-- TASK INPUT follows --

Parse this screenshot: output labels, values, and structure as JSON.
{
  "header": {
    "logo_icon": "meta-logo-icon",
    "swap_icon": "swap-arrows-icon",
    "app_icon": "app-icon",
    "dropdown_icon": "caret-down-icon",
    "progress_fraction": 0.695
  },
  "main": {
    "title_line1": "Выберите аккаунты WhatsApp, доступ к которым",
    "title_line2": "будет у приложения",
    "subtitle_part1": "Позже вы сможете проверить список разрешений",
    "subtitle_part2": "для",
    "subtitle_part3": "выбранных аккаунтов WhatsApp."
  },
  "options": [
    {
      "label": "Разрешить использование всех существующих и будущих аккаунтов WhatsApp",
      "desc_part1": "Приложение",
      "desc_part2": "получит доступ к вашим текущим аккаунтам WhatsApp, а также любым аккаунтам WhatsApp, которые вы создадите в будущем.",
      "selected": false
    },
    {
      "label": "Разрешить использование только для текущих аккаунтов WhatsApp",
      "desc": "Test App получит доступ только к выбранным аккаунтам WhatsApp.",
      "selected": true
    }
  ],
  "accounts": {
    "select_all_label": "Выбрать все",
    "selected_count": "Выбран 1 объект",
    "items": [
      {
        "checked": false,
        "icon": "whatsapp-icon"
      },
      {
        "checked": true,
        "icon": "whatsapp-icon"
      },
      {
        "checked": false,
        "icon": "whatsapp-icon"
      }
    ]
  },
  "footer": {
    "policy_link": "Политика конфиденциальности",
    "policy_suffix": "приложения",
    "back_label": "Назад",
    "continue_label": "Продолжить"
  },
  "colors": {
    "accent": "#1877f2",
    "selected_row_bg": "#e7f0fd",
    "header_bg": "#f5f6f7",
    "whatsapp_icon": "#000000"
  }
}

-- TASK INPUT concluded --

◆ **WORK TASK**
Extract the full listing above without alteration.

◆ **RESPONSE TO THIS TASK**
Parse this screenshot: output labels, values, and structure as JSON.
{
  "header": {
    "logo_icon": "meta-logo-icon",
    "swap_icon": "swap-arrows-icon",
    "app_icon": "app-icon",
    "dropdown_icon": "caret-down-icon",
    "progress_fraction": 0.695
  },
  "main": {
    "title_line1": "Выберите аккаунты WhatsApp, доступ к которым",
    "title_line2": "будет у приложения",
    "subtitle_part1": "Позже вы сможете проверить список разрешений",
    "subtitle_part2": "для",
    "subtitle_part3": "выбранных аккаунтов WhatsApp."
  },
  "options": [
    {
      "label": "Разрешить использование всех существующих и будущих аккаунтов WhatsApp",
      "desc_part1": "Приложение",
      "desc_part2": "получит доступ к вашим текущим аккаунтам WhatsApp, а также любым аккаунтам WhatsApp, которые вы создадите в будущем.",
      "selected": false
    },
    {
      "label": "Разрешить использование только для текущих аккаунтов WhatsApp",
      "desc": "Test App получит доступ только к выбранным аккаунтам WhatsApp.",
      "selected": true
    }
  ],
  "accounts": {
    "select_all_label": "Выбрать все",
    "selected_count": "Выбран 1 объект",
    "items": [
      {
        "checked": false,
        "icon": "whatsapp-icon"
      },
      {
        "checked": true,
        "icon": "whatsapp-icon"
      },
      {
        "checked": false,
        "icon": "whatsapp-icon"
      }
    ]
  },
  "footer": {
    "policy_link": "Политика конфиденциальности",
    "policy_suffix": "приложения",
    "back_label": "Назад",
    "continue_label": "Продолжить"
  },
  "colors": {
    "accent": "#1877f2",
    "selected_row_bg": "#e7f0fd",
    "header_bg": "#f5f6f7",
    "whatsapp_icon": "#000000"
  }
}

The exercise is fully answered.